No picture belongs in the copy. Repeat each line below exactly.

→ **Data shown**:
·····

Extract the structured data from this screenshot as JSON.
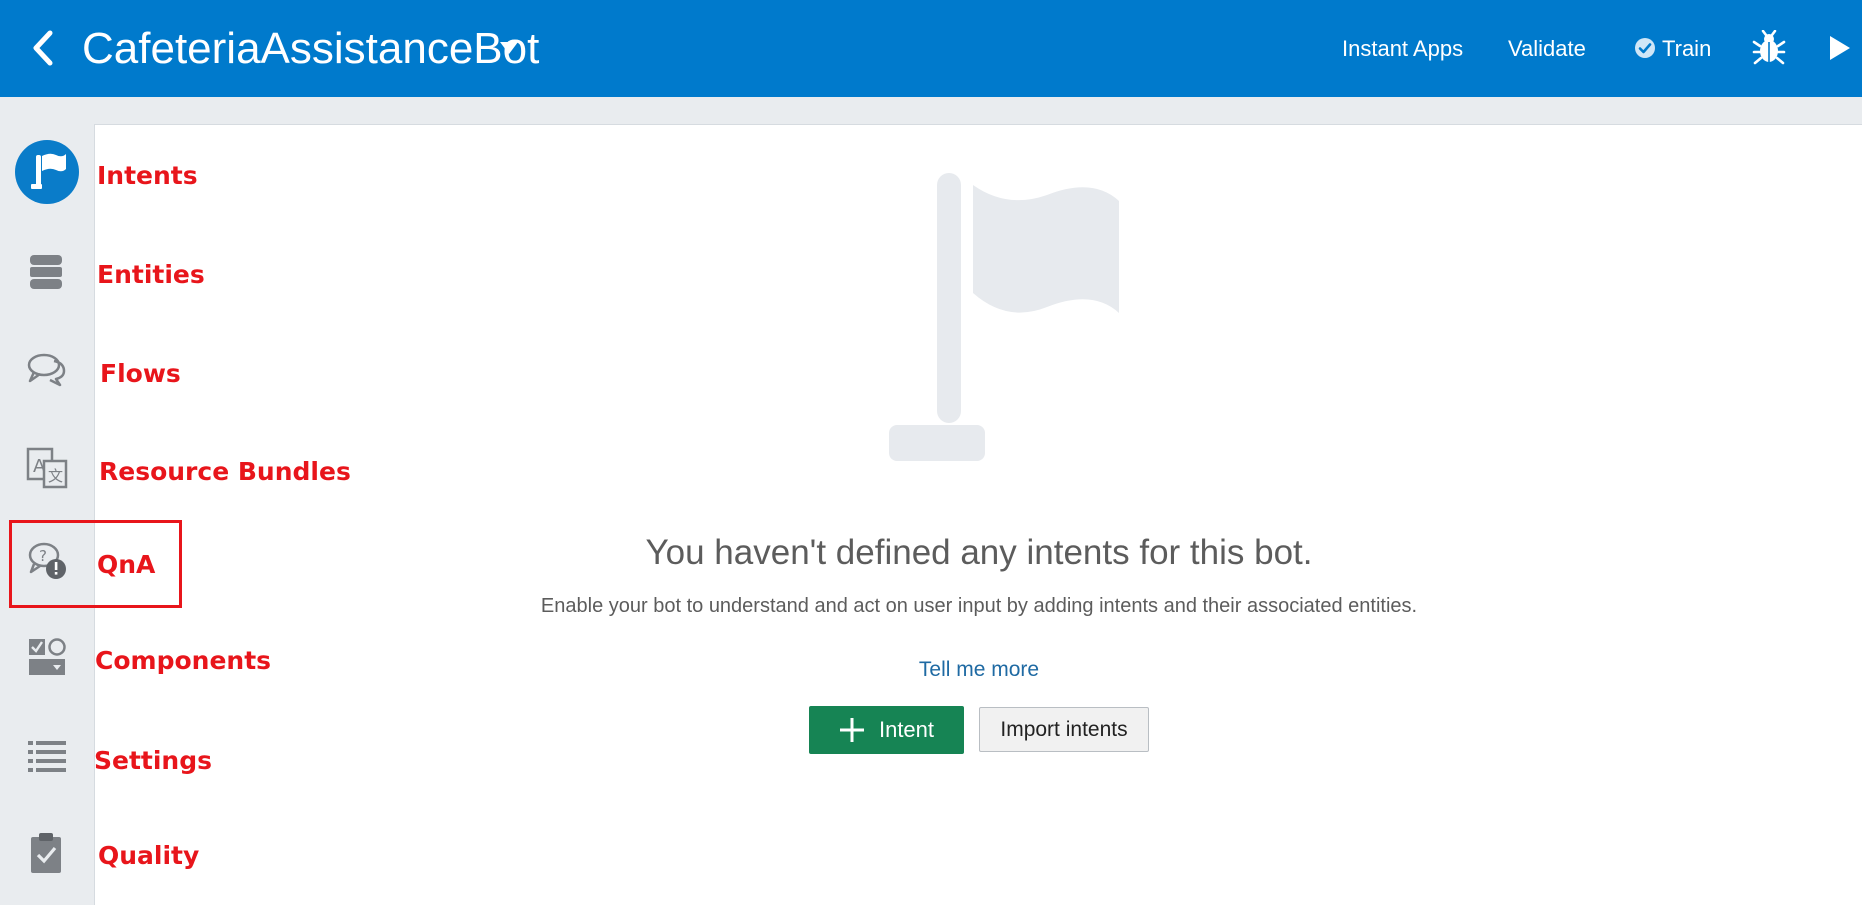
{
  "header": {
    "bot_name": "CafeteriaAssistanceBot",
    "actions": {
      "instant_apps": "Instant Apps",
      "validate": "Validate",
      "train": "Train"
    }
  },
  "sidebar": {
    "items": [
      {
        "icon": "flag-icon",
        "label": "Intents",
        "active": true
      },
      {
        "icon": "database-icon",
        "label": "Entities"
      },
      {
        "icon": "chat-bubbles-icon",
        "label": "Flows"
      },
      {
        "icon": "translate-icon",
        "label": "Resource Bundles"
      },
      {
        "icon": "qna-icon",
        "label": "QnA",
        "highlighted": true
      },
      {
        "icon": "components-icon",
        "label": "Components"
      },
      {
        "icon": "list-icon",
        "label": "Settings"
      },
      {
        "icon": "clipboard-check-icon",
        "label": "Quality"
      }
    ]
  },
  "main": {
    "empty_state": {
      "title": "You haven't defined any intents for this bot.",
      "description": "Enable your bot to understand and act on user input by adding intents and their associated entities.",
      "link": "Tell me more",
      "primary_button": "Intent",
      "secondary_button": "Import intents"
    }
  },
  "colors": {
    "header_bg": "#007acc",
    "active_icon_bg": "#0a7cc9",
    "primary_button": "#168454",
    "annotation_red": "#e8151b",
    "link": "#1f6aa3"
  }
}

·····

→ **Exercise solution**:
Extract the structured data from this screenshot as JSON.
{
  "header": {
    "bot_name": "CafeteriaAssistanceBot",
    "actions": {
      "instant_apps": "Instant Apps",
      "validate": "Validate",
      "train": "Train"
    }
  },
  "sidebar": {
    "items": [
      {
        "icon": "flag-icon",
        "label": "Intents",
        "active": true
      },
      {
        "icon": "database-icon",
        "label": "Entities"
      },
      {
        "icon": "chat-bubbles-icon",
        "label": "Flows"
      },
      {
        "icon": "translate-icon",
        "label": "Resource Bundles"
      },
      {
        "icon": "qna-icon",
        "label": "QnA",
        "highlighted": true
      },
      {
        "icon": "components-icon",
        "label": "Components"
      },
      {
        "icon": "list-icon",
        "label": "Settings"
      },
      {
        "icon": "clipboard-check-icon",
        "label": "Quality"
      }
    ]
  },
  "main": {
    "empty_state": {
      "title": "You haven't defined any intents for this bot.",
      "description": "Enable your bot to understand and act on user input by adding intents and their associated entities.",
      "link": "Tell me more",
      "primary_button": "Intent",
      "secondary_button": "Import intents"
    }
  },
  "colors": {
    "header_bg": "#007acc",
    "active_icon_bg": "#0a7cc9",
    "primary_button": "#168454",
    "annotation_red": "#e8151b",
    "link": "#1f6aa3"
  }
}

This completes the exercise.